Jump to main navigationJump to main content


Entry archive:

(Alexander Gatsenko/Getty Images/iStockphoto)
(Alexander Gatsenko/Getty Images/iStockphoto)

Cockroaches on a plane? One couple's travel nightmare Add to ...

Airline passengers are used to being squashed, starved and forced to pay for those cheap movie headphones to survive the flight.

But imagine sitting in your too-small seat with no escape while a cockroach and a few his friends crawl out of the overhead vents and carry-on storage bins above your head.

That’s what happened to a North Carolina couple on a AirTrans Airways flight from Charlotte to Houston in September.
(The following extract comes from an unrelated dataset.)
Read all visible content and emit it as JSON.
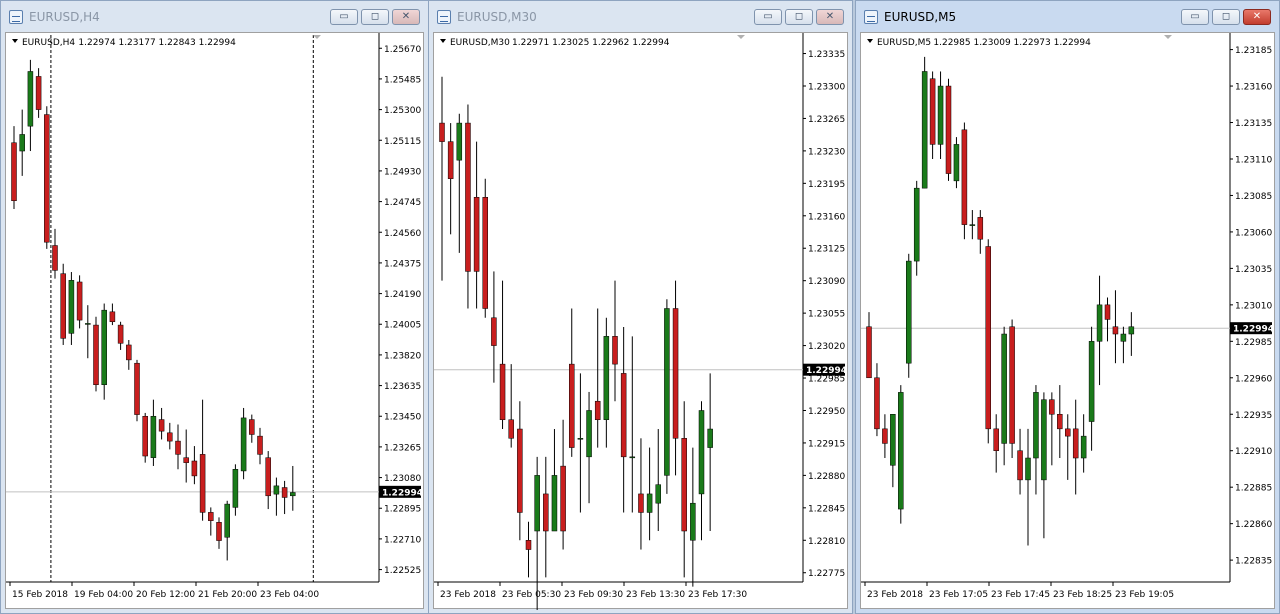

The bugs appeared shortly after takeoff, and the couple, Harry Marsh and fiancé Kaitlin Rush, claim that the flight attendants didn’t jump in with pest control even when the creepy stowaways were pointed out to them.

So they did what any disgruntled passenger would do: they sued.

It clearly helps that Mr. Marsh is a lawyer because the claim list against the airline covers just about every potential accusation: negligence and recklessness, infliction of emotional distress, nuisance, unfair and deceptive trade practices and false imprisonment - the last one, presumably, because flying is a bit like prison these days, and you might falsely assume you wouldn’t need a pocket exterminator while you are in the air. (Just try getting that bug spray through security.)

The airline, CNN reports, is denying the allegations – though the couple has pictures to back up their claim, and is seeking $100,000 (U.S.) in damages plus a ticket refund.

This is not the first time cockroaches have hitched a plane ride. In 2010, an American Airlines flight out of Washington was delayed 90 minutes while flight attendants scrambled to clear out about 50 cockroaches they found behind a curtain between first class and the cockpit – although, luckily before the plane boarded.

According to News Now, a local television station, a spokesperson for the airlines said that “infestations are very rare but not unprecedented.”

Ever faced down bugs on a train, plane or bus?

What would you do if you saw cockroaches crawling above your head in mid-flight? (For extra fun, let’s say the plane is full.)

Report Typo/Error

Follow on Twitter: @ErinAnderssen

Next story




Most popular videos »

More from The Globe and Mail

Most popular